In community property states, marital property will be divided 50/50. In an equitable distribution states the court uses its discretion to divide the property as it deems valid, fair and equitable. Decisions are made on a case by case basis using various approved and accepted factors, giving weight to each factor as deemed fit.

Property Division Law by State

Property division in a divorce varies from state to state and is largely affected by whether or not the state is a community property state. The following links provide general overviews of individual states' property division laws.


Divorce Articles

  • Immigrant Abuse Laws in New Jersey
    There has been a history of abuse of immigrants who come [to the United States] to work.
  • What Is New Jersey’s Emancipation Law?
    The Emancipation of a child is when they no longer have support and control from either of their parents.
  • Disestablishment of Paternity: Reasons a Petition May Be Denied under Florida Family Law
    Disestablishment of paternity is a process that usually begins when the legal father of a child, who is paying child support, learns new information relating to the paternity of the child.
  • Prenuptial Agreements: Gaining a Financial Picture Before Marriage
    Everyone has their own financial personality.

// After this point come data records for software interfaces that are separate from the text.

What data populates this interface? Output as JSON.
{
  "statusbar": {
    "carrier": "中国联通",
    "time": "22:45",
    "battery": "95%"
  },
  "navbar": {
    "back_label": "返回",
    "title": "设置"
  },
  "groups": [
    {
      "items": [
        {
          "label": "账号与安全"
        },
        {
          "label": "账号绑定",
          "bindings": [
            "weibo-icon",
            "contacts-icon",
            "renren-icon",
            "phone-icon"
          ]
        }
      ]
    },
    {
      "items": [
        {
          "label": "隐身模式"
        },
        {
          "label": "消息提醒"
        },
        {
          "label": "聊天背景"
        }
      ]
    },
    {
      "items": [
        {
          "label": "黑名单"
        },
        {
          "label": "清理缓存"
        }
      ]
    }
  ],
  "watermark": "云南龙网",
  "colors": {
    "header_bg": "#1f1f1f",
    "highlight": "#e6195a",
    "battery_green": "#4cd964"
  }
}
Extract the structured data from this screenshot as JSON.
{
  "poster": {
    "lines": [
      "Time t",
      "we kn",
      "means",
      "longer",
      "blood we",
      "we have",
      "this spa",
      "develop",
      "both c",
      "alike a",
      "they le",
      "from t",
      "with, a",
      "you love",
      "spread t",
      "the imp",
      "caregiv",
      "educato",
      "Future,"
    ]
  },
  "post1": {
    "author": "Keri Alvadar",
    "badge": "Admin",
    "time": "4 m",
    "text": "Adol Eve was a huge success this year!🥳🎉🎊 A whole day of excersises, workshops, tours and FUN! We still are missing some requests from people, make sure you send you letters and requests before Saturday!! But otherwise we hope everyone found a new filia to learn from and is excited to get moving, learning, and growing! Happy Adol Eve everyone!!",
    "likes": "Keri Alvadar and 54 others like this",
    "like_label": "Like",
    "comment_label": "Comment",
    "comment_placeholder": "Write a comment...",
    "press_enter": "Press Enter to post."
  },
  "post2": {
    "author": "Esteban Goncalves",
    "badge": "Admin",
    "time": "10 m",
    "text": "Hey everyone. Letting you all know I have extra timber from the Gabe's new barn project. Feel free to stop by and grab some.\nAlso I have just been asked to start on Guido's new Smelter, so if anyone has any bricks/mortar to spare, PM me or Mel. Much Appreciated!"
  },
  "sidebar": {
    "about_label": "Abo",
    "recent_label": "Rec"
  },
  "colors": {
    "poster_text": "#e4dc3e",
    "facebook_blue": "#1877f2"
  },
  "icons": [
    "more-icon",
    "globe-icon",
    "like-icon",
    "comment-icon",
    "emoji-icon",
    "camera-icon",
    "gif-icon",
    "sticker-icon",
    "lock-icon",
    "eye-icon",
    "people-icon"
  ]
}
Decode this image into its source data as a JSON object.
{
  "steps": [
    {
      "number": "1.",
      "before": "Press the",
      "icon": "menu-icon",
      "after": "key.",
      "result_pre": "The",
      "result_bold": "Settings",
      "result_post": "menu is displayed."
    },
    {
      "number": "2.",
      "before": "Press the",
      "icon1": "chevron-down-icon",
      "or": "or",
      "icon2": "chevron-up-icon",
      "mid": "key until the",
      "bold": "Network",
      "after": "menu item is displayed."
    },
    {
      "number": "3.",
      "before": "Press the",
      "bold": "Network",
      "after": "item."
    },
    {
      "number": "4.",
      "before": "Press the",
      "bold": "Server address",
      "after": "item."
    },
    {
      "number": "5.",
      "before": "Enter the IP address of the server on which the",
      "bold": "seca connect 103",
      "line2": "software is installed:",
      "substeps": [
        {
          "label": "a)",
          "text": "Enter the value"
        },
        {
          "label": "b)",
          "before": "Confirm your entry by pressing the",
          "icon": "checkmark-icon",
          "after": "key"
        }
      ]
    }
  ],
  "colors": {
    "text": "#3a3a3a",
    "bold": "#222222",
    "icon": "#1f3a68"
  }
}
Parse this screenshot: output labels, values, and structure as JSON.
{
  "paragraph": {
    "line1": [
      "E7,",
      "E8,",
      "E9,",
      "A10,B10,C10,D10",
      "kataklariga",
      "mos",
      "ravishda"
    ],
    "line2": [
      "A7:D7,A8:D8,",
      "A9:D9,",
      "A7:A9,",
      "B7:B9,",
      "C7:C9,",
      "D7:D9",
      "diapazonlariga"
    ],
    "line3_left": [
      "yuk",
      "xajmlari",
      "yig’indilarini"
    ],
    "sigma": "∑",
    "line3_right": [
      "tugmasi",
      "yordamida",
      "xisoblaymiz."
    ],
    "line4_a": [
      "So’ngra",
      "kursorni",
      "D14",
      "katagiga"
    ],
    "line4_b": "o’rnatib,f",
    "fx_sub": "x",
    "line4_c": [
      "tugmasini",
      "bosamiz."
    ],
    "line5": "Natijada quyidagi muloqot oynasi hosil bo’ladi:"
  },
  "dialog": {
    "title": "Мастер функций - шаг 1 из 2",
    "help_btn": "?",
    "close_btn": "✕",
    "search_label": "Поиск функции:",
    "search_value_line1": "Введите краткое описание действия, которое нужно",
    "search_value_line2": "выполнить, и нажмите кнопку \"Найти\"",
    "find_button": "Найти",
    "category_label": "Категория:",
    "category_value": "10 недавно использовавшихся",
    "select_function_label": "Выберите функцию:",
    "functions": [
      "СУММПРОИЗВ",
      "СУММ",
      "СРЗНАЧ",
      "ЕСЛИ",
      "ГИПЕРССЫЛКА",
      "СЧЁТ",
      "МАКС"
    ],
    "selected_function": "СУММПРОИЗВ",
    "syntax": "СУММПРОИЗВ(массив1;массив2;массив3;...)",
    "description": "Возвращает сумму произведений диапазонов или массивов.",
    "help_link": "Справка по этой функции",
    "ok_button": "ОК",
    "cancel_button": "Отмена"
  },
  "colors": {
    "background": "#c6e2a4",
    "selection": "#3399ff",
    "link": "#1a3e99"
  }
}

Your spending and saving habits may differ greatly from friends and family. According to a 2011 study from Utah State University, married couples who disagree about money issues once a week are twice as likely to divorce than couples who have money conflicts less than once a month.
  • Signs that Your Spouse May Be Hiding Property and Assets
    Some spouses may be tempted to hide assets during a divorce, so it is important for people to be aware of the warning signs.
  • Out of State Child Support Order
    In New Jersey if an order for child support payable through the New Jersey probation department, but is not being enforced because your ex lives out of state, you could seek to have child support enforced by the New Jersey probation department through the Uniform Interstate Family Support Act or (UIFSA).
  • Why Do I Need a QDRO in a Divorce?
    Protecting retirement assets from unnecessary loss during a divorce may require the use of a Qualified Domestic Relations Order.
  • Collaborative Law Offers a New, Amicable Way to Divorce in Texas
    The ways Americans can get divorced have increased nowadays. No longer is the norm a knock-down court battle, which in contentious divorces can leave the ex-spouses and their children distressed. An option now available is the collaborative law model.
  • Divorce Related Immigration Issues
    Divorce proceedings can affect one’s immigration status as well as one’s ability to continue to reside in the United States. In a situation where a person’s immigration status is dependent on or interlinked with marriage, things can get complicated soon enough and add stress to an already stressful situation.
  • Dividing Assets for Older Couples in Divorce
    Older couples may decide to get a divorce for some of the same reasons as younger people. However, they may also have unique considerations that are not as prominent in divorcing involving younger couples.



Find a Lawyer

Find a Local Lawyer